ITV’s drama, The Great Fire, aired last night at 9pm in the UK. This morning, I was asked by many on Twitter for my opinions about this show, but as I don’t have access to live television in my house, I was unable to watch it last night. I saw this episode just now on the iTV player and, although it’s more fiction than history, I enjoyed it.
Whilst I enjoyed it, there were things that, as a historian, I have issues with. The people and streets are far too clean. It would have been filthy on the streets, with muck, excrement, and rubbish in the middle. The houses would have been much more poky and very close together. Honestly, this seemed like a Disney version of 1660s London. When I see a period drama series, I want to see grime, sweat, and I want to believe that the people on screen are smelly and dirty.

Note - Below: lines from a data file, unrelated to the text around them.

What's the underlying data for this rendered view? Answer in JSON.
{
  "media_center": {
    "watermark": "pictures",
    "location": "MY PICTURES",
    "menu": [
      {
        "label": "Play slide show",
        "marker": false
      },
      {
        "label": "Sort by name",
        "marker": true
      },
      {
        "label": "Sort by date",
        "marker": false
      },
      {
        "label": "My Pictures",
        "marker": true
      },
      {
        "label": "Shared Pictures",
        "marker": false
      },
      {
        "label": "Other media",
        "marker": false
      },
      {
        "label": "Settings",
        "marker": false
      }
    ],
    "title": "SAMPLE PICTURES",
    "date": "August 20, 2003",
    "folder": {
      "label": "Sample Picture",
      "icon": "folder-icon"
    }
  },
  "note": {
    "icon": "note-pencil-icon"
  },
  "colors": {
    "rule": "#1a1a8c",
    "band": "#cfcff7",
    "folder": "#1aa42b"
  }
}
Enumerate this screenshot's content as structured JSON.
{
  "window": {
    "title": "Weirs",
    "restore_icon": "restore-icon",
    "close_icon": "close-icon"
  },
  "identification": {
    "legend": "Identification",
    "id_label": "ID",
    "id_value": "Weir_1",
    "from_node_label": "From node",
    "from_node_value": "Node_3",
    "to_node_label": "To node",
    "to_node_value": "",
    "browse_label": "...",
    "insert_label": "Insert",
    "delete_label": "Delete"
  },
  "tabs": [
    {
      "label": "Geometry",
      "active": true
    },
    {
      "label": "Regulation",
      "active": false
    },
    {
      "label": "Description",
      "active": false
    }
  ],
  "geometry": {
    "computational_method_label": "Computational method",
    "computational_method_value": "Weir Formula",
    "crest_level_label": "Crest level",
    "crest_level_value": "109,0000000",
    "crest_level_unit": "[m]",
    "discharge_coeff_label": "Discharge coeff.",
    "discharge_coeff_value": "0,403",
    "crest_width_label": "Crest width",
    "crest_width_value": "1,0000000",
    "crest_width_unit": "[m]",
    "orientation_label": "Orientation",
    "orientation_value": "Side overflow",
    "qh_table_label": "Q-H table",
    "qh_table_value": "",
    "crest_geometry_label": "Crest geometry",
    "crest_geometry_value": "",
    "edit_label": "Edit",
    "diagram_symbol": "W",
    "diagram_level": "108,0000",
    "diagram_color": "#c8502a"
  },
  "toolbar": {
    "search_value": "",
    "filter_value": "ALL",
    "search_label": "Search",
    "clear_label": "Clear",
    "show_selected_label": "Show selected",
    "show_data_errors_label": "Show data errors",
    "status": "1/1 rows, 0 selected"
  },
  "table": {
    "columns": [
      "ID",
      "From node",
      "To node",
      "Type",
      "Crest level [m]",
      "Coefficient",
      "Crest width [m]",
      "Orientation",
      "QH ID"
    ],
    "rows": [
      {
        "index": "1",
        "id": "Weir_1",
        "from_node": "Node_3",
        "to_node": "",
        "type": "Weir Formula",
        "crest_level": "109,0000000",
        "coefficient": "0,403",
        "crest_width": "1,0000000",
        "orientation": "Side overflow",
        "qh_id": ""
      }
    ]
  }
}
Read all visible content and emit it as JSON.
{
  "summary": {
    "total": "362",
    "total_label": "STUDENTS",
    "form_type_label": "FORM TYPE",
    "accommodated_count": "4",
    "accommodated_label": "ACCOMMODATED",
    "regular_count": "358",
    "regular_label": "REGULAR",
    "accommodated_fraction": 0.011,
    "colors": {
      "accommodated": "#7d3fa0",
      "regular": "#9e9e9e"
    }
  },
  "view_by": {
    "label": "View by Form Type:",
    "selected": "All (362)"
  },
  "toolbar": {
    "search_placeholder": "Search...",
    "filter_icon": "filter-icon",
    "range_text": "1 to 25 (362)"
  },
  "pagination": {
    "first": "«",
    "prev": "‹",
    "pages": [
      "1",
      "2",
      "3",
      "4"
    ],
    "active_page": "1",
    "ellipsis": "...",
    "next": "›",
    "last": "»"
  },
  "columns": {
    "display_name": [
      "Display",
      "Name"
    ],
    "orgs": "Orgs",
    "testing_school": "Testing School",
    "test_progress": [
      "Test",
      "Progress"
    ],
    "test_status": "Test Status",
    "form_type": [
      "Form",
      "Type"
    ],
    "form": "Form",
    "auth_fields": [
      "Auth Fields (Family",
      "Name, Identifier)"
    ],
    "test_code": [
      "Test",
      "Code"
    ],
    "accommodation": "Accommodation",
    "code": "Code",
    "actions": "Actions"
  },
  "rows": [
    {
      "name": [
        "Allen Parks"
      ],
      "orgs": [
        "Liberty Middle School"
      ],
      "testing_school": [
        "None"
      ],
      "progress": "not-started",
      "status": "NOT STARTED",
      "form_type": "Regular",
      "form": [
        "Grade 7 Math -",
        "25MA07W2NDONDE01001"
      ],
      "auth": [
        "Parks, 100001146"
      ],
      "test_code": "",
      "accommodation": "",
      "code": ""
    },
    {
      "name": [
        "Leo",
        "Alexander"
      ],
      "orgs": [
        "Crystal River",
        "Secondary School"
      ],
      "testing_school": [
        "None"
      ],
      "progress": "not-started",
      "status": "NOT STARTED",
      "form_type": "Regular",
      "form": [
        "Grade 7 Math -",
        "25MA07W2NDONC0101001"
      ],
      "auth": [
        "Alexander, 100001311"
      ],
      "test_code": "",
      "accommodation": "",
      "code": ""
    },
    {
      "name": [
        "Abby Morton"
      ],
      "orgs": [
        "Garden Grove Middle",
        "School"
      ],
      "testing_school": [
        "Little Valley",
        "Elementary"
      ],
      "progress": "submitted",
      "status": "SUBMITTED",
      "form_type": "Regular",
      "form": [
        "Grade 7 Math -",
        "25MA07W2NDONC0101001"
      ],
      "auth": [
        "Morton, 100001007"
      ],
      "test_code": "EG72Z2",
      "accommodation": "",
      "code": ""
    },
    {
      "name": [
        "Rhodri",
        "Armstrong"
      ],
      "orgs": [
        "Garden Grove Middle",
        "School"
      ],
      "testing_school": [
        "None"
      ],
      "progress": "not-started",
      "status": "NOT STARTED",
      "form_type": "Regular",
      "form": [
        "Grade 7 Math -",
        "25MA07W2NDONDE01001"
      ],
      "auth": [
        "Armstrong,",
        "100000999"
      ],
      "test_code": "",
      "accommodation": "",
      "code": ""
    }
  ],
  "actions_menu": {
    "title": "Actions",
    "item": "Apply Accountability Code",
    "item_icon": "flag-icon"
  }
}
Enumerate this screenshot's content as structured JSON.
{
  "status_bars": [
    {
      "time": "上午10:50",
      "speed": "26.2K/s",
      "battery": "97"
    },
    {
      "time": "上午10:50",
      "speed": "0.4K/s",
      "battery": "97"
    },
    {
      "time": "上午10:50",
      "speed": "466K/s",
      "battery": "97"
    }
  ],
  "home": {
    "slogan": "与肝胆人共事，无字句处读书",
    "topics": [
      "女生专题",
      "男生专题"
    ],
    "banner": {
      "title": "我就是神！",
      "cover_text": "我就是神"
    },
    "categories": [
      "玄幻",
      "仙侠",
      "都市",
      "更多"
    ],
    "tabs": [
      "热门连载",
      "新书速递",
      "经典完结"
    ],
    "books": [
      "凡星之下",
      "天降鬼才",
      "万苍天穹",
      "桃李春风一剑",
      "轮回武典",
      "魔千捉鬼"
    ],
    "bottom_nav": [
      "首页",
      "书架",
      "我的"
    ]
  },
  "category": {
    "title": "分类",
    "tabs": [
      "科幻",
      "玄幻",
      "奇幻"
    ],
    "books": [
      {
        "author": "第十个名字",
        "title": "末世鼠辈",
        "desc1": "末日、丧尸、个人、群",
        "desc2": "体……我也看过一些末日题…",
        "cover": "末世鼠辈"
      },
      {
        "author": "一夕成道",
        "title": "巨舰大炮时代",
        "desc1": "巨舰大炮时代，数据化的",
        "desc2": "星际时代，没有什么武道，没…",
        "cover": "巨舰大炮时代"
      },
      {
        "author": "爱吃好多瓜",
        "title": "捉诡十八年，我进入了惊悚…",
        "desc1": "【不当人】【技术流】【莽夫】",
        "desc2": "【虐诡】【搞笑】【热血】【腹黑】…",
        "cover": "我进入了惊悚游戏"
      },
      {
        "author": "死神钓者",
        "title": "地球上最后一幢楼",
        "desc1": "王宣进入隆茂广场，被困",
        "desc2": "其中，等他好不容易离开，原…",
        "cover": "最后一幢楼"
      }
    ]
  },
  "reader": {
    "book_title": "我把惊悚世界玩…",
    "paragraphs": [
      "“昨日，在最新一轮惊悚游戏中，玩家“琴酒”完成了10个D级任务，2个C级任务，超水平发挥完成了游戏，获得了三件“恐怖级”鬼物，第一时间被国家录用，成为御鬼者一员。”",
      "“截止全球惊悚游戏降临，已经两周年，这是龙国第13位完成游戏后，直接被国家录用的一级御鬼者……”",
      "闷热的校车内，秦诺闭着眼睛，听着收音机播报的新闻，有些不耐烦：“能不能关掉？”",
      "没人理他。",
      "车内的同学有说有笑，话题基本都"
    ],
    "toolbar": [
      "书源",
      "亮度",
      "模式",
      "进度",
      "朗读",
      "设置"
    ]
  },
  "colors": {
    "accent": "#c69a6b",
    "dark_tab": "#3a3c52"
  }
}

Andrew Buchan (Broadchurch) is the lead as Thomas Farriner, whose bakeshop caught fire and began the Great Fire of London in 1666. Rose Leslie (Downton Abbey, Game of Thrones) was very likeable as Farriner’s sister-in-law. Her husband has been missing since the Battle of Lowestoft and he was on the Great Charity, which used to be called Groote Liefde, and was lost to the Dutch in this battle. I was happy that they were at least referring to a real vessel and battle. Hopefully, some viewers will have had their curiosity piqued and proceeded to look up this battle, among other things.
The cast is excellent: Charles Dance as Lord Denton, and Perdita Weeks as Elizabeth Pepys was nice. I was very impressed by how similar in appearance Oliver Jackson-Cohen is to the real James, Duke of York (later James II). I remember Jackson-Cohen from his work in Lark Rise to Candleford, but I didn’t know it was him until I looked him up on the IMDb. Looks-wise, Charles II is spot-on as well, as is Clarendon and Pepys. That being said, the characterisation of Charles II was a bit off, in my opinion, for he said some things that made him seem a fool – which he wasn’t. For those who love Charles II’s amours, the storyline includes Frances Stuart, Barbara Palmer, Catherine of Braganza.
Largely, it was entertaining, especially if you can ignore the anachronistic dialogue at times. Really, some of the lines were not good at all and could easily have been said in the 21st-century, not in the 17th. But I quite liked how the series correctly includes water squirts – which were indeed used to fight the fire.
Unlike Channel 4’s New Worlds, which was just too cringe-worthy for me, I will continue watching this series. Why? The acting is great and I’m interested in seeing what happens next to the characters even though they are more fictional than historical.
And tv and film-makers – PLEASE make more films set in the 17th-century!